— ACTION ITEM —
Please set down the data word for word; images do not go in the copy.

•••••

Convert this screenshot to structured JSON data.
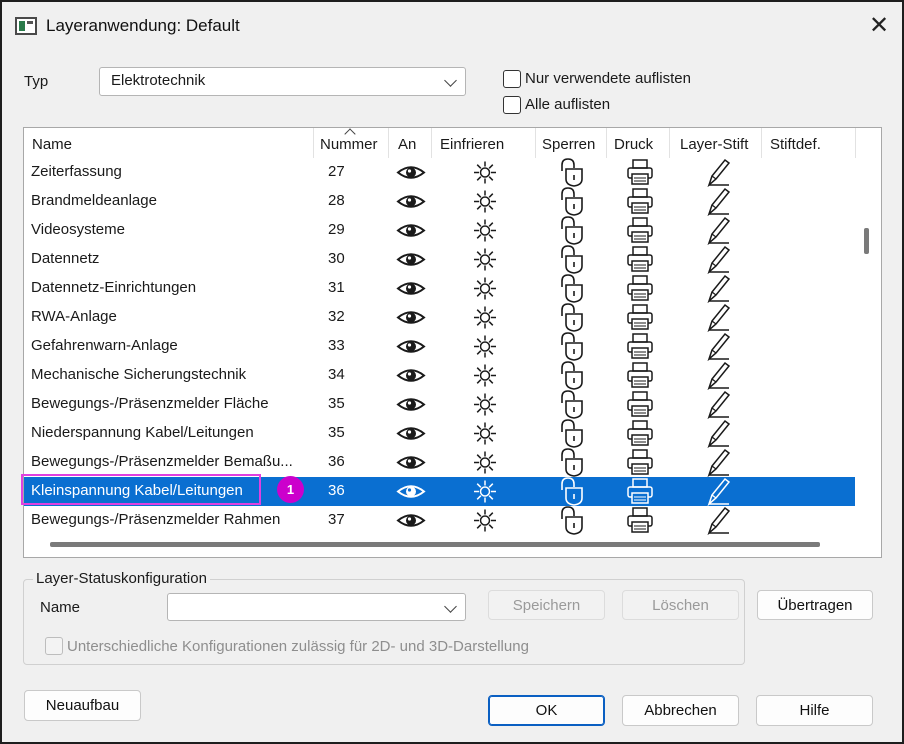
{
  "window": {
    "title": "Layeranwendung: Default",
    "close_glyph": "✕"
  },
  "typ": {
    "label": "Typ",
    "value": "Elektrotechnik"
  },
  "options": {
    "nur_verwendete": "Nur verwendete auflisten",
    "alle": "Alle auflisten"
  },
  "table": {
    "columns": [
      "Name",
      "Nummer",
      "An",
      "Einfrieren",
      "Sperren",
      "Druck",
      "Layer-Stift",
      "Stiftdef."
    ],
    "rows": [
      {
        "name": "Zeiterfassung",
        "num": "27"
      },
      {
        "name": "Brandmeldeanlage",
        "num": "28"
      },
      {
        "name": "Videosysteme",
        "num": "29"
      },
      {
        "name": "Datennetz",
        "num": "30"
      },
      {
        "name": "Datennetz-Einrichtungen",
        "num": "31"
      },
      {
        "name": "RWA-Anlage",
        "num": "32"
      },
      {
        "name": "Gefahrenwarn-Anlage",
        "num": "33"
      },
      {
        "name": "Mechanische Sicherungstechnik",
        "num": "34"
      },
      {
        "name": "Bewegungs-/Präsenzmelder Fläche",
        "num": "35"
      },
      {
        "name": "Niederspannung Kabel/Leitungen",
        "num": "35"
      },
      {
        "name": "Bewegungs-/Präsenzmelder Bemaßu...",
        "num": "36"
      },
      {
        "name": "Kleinspannung Kabel/Leitungen",
        "num": "36",
        "selected": true
      },
      {
        "name": "Bewegungs-/Präsenzmelder Rahmen",
        "num": "37"
      }
    ],
    "row_icons": [
      "eye-icon",
      "sun-icon",
      "lock-open-icon",
      "printer-icon",
      "pen-icon"
    ],
    "selection_color": "#0a6fd1"
  },
  "annotation": {
    "badge": "1",
    "color": "#cc00cc"
  },
  "config": {
    "legend": "Layer-Statuskonfiguration",
    "name_label": "Name",
    "name_value": "",
    "save": "Speichern",
    "delete": "Löschen",
    "transfer": "Übertragen",
    "checkbox": "Unterschiedliche Konfigurationen zulässig für 2D- und 3D-Darstellung"
  },
  "footer": {
    "rebuild": "Neuaufbau",
    "ok": "OK",
    "cancel": "Abbrechen",
    "help": "Hilfe"
  }
}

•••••

— RESPONSE FOR THIS EXERCISE —
Convert this screenshot to structured JSON data.
{
  "window": {
    "title": "Layeranwendung: Default",
    "close_glyph": "✕"
  },
  "typ": {
    "label": "Typ",
    "value": "Elektrotechnik"
  },
  "options": {
    "nur_verwendete": "Nur verwendete auflisten",
    "alle": "Alle auflisten"
  },
  "table": {
    "columns": [
      "Name",
      "Nummer",
      "An",
      "Einfrieren",
      "Sperren",
      "Druck",
      "Layer-Stift",
      "Stiftdef."
    ],
    "rows": [
      {
        "name": "Zeiterfassung",
        "num": "27"
      },
      {
        "name": "Brandmeldeanlage",
        "num": "28"
      },
      {
        "name": "Videosysteme",
        "num": "29"
      },
      {
        "name": "Datennetz",
        "num": "30"
      },
      {
        "name": "Datennetz-Einrichtungen",
        "num": "31"
      },
      {
        "name": "RWA-Anlage",
        "num": "32"
      },
      {
        "name": "Gefahrenwarn-Anlage",
        "num": "33"
      },
      {
        "name": "Mechanische Sicherungstechnik",
        "num": "34"
      },
      {
        "name": "Bewegungs-/Präsenzmelder Fläche",
        "num": "35"
      },
      {
        "name": "Niederspannung Kabel/Leitungen",
        "num": "35"
      },
      {
        "name": "Bewegungs-/Präsenzmelder Bemaßu...",
        "num": "36"
      },
      {
        "name": "Kleinspannung Kabel/Leitungen",
        "num": "36",
        "selected": true
      },
      {
        "name": "Bewegungs-/Präsenzmelder Rahmen",
        "num": "37"
      }
    ],
    "row_icons": [
      "eye-icon",
      "sun-icon",
      "lock-open-icon",
      "printer-icon",
      "pen-icon"
    ],
    "selection_color": "#0a6fd1"
  },
  "annotation": {
    "badge": "1",
    "color": "#cc00cc"
  },
  "config": {
    "legend": "Layer-Statuskonfiguration",
    "name_label": "Name",
    "name_value": "",
    "save": "Speichern",
    "delete": "Löschen",
    "transfer": "Übertragen",
    "checkbox": "Unterschiedliche Konfigurationen zulässig für 2D- und 3D-Darstellung"
  },
  "footer": {
    "rebuild": "Neuaufbau",
    "ok": "OK",
    "cancel": "Abbrechen",
    "help": "Hilfe"
  }
}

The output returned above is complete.